Understanding Public Perceptions of Absolute and Relative Social Mobility
Download data and study materials from OSF
New York University
New York University
Sample size: 3077
Field period: 11/19/2017-03/16/2018
The question of how Americans think about the status of mobility is drawing growing attention from scholars and policymakers who seek to understand its consequences for public opinion and policy support. While previous studies on mobility perceptions have mainly focused on mobility chances for specific income groups or the average population, we propose a new survey instrument that helps assess the public perceptions of the equality of mobility prospects between children from rich and poor families. This survey instrument will generate a measure of subjective mobility perception that can be directly compared against the objective rank-rank slope reported by recent empirical work.
For the control group, we have three competing hypotheses: (1) Americans correctly perceive the rank-rank income slope; (2) Americans overstate the rank-rank income slope; (3) Americans understate the rank-rank income slope.

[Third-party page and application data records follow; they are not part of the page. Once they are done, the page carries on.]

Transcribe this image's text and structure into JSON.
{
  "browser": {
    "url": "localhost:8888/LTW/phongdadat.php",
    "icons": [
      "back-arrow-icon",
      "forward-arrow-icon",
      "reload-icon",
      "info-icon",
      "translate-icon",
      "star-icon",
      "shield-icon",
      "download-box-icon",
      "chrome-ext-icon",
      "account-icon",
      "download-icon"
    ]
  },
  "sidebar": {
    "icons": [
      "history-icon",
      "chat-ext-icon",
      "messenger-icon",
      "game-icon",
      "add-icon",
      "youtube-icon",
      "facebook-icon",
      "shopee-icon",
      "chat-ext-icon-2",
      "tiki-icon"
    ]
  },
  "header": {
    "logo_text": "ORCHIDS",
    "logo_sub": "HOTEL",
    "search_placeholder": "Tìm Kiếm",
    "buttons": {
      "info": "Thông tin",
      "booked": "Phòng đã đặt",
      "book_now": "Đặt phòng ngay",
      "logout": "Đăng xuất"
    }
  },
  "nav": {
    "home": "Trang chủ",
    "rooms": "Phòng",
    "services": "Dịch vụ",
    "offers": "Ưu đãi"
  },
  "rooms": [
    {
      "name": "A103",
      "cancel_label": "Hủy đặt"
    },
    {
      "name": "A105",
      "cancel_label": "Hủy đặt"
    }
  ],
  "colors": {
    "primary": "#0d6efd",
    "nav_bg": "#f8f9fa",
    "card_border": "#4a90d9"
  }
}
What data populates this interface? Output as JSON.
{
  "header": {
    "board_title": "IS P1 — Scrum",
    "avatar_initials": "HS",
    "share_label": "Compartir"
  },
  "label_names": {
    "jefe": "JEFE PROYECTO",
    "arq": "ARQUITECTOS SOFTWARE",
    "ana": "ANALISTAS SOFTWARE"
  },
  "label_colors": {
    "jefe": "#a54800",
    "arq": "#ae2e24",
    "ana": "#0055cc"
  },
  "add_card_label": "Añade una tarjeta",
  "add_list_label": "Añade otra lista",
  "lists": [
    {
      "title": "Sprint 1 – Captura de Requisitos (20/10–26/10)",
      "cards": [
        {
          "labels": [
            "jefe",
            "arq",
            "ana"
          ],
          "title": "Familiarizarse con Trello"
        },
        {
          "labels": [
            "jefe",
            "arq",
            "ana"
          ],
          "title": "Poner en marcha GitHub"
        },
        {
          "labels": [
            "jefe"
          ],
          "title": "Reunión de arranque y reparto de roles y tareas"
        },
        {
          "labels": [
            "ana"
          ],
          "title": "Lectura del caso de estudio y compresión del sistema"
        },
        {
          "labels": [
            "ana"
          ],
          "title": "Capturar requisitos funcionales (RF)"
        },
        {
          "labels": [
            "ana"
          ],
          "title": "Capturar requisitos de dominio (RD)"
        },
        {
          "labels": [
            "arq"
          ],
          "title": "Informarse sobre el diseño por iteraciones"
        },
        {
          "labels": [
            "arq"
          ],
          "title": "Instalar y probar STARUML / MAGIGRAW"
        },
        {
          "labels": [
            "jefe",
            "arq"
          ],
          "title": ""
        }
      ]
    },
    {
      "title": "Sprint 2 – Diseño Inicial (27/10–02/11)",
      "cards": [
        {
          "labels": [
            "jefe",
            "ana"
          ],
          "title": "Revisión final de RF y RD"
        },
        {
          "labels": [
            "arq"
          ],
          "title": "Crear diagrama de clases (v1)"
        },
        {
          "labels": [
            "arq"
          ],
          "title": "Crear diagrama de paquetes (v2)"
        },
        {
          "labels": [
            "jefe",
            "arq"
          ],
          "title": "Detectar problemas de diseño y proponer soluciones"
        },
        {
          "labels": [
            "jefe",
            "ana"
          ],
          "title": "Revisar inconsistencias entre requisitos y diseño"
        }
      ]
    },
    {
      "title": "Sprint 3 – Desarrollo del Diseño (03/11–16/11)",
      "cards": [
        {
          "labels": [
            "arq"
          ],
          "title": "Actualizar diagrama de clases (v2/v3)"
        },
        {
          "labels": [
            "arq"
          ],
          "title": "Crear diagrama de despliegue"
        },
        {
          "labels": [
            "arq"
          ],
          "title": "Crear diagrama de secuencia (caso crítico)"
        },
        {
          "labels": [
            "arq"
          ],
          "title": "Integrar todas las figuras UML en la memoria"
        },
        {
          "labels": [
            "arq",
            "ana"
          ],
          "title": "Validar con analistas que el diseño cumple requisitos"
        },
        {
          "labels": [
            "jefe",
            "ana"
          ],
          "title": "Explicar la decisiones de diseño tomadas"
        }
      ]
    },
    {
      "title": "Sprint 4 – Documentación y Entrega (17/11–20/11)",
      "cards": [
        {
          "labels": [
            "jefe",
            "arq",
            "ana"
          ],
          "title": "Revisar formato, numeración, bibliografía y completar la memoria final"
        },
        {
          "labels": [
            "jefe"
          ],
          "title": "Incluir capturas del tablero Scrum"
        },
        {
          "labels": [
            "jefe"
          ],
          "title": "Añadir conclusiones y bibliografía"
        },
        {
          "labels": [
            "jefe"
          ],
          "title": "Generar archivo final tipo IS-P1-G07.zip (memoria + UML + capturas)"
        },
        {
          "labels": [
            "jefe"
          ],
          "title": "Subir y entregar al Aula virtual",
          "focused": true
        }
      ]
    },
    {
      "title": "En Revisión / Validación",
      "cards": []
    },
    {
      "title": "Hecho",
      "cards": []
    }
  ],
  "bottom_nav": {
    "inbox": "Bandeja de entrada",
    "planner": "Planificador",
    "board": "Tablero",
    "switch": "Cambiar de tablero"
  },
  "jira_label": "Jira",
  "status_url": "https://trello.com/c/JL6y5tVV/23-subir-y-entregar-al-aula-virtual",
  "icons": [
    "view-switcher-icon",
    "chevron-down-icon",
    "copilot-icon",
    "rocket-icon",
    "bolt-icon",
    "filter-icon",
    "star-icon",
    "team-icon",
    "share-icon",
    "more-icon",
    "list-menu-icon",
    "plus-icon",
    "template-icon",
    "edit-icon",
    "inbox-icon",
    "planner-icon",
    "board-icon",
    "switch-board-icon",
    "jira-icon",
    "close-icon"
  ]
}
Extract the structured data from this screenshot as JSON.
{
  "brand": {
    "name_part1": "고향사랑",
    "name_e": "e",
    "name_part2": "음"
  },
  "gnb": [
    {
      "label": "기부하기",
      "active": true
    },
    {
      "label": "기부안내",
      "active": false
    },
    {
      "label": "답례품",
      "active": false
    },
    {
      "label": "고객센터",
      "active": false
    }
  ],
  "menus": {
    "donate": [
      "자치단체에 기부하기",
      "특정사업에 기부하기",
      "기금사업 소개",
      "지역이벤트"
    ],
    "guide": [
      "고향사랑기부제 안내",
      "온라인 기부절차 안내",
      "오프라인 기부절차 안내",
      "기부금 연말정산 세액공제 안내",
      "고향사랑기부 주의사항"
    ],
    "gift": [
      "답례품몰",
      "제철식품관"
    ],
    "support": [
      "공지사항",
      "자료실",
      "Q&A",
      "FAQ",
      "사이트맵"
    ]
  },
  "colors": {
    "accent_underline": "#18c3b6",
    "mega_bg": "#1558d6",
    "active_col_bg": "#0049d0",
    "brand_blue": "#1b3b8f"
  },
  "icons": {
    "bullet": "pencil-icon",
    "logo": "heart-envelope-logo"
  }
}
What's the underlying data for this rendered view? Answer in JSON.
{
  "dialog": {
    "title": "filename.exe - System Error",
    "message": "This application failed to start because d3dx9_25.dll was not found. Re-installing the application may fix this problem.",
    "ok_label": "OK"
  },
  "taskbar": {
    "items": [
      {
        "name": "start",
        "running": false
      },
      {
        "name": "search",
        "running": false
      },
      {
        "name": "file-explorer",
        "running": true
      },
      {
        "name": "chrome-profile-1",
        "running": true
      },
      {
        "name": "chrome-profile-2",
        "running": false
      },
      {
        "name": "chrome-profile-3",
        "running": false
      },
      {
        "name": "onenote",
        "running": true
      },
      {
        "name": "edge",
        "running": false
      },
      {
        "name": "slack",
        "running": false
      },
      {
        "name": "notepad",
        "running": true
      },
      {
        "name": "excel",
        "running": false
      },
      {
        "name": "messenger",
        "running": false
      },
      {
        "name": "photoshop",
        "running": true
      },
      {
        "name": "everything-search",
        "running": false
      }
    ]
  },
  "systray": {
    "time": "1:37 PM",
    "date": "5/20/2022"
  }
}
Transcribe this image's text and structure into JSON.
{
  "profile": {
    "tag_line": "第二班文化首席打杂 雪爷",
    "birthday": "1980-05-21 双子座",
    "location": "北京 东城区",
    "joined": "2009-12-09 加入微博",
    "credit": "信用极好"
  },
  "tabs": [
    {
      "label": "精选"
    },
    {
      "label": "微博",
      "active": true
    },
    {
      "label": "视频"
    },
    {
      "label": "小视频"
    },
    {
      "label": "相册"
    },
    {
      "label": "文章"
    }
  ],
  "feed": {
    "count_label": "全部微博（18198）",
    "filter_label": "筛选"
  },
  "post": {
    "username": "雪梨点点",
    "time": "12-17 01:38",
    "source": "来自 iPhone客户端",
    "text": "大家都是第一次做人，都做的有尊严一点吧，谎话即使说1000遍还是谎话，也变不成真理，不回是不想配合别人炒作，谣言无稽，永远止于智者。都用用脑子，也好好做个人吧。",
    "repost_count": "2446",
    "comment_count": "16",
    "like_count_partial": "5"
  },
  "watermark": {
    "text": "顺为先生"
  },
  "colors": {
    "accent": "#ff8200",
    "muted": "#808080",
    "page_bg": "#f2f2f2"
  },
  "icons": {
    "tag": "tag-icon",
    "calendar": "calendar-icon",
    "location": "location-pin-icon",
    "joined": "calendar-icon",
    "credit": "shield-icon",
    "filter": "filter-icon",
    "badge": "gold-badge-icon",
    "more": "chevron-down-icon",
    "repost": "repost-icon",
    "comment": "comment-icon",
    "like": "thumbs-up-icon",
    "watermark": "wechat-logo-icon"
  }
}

For the treatment groups, we have two additional hypotheses: (1) Americans perceive a lower rank-rank income slope for hypothetical individuals who have a college degree than for hypothetical individuals in the general population. (2) Americans perceive a lower rank-rank income slope for hypothetical individuals who work hard in life than for hypothetical individuals in the general population.
We randomly assign the respondents to three groups that vary in terms of the characteristics of the hypothetical individual whose mobility prospect is to be evaluated: (1) a control group in which there is no specific description (N=1,858); (2) a "college-graduate" treatment group in which we describe the vignette as having a college degree (N=606); and (3) a "hard-working'' treatment group" in which we describe the vignette as working very hard in life (N=613).
Perceived rank-rank slope in parent's and child's income.
Summary of Results
We fielded the proposed survey instrument on a nationally representative sample of 3,077 adults in the United States. Our data suggest that the widely-adopted presumption of mobility optimism does not apply to the case of relative mobility (in terms of the equality of mobility chances between children from rich and poor families). Americans actually hold pessimistic perceptions about the equality of economic outcomes between children from richer and poorer families. They overstate the economic prospect for children from rich families and understate the economic prospect for those from poor families. This results in an overstatement of the intergenerational persistence in income.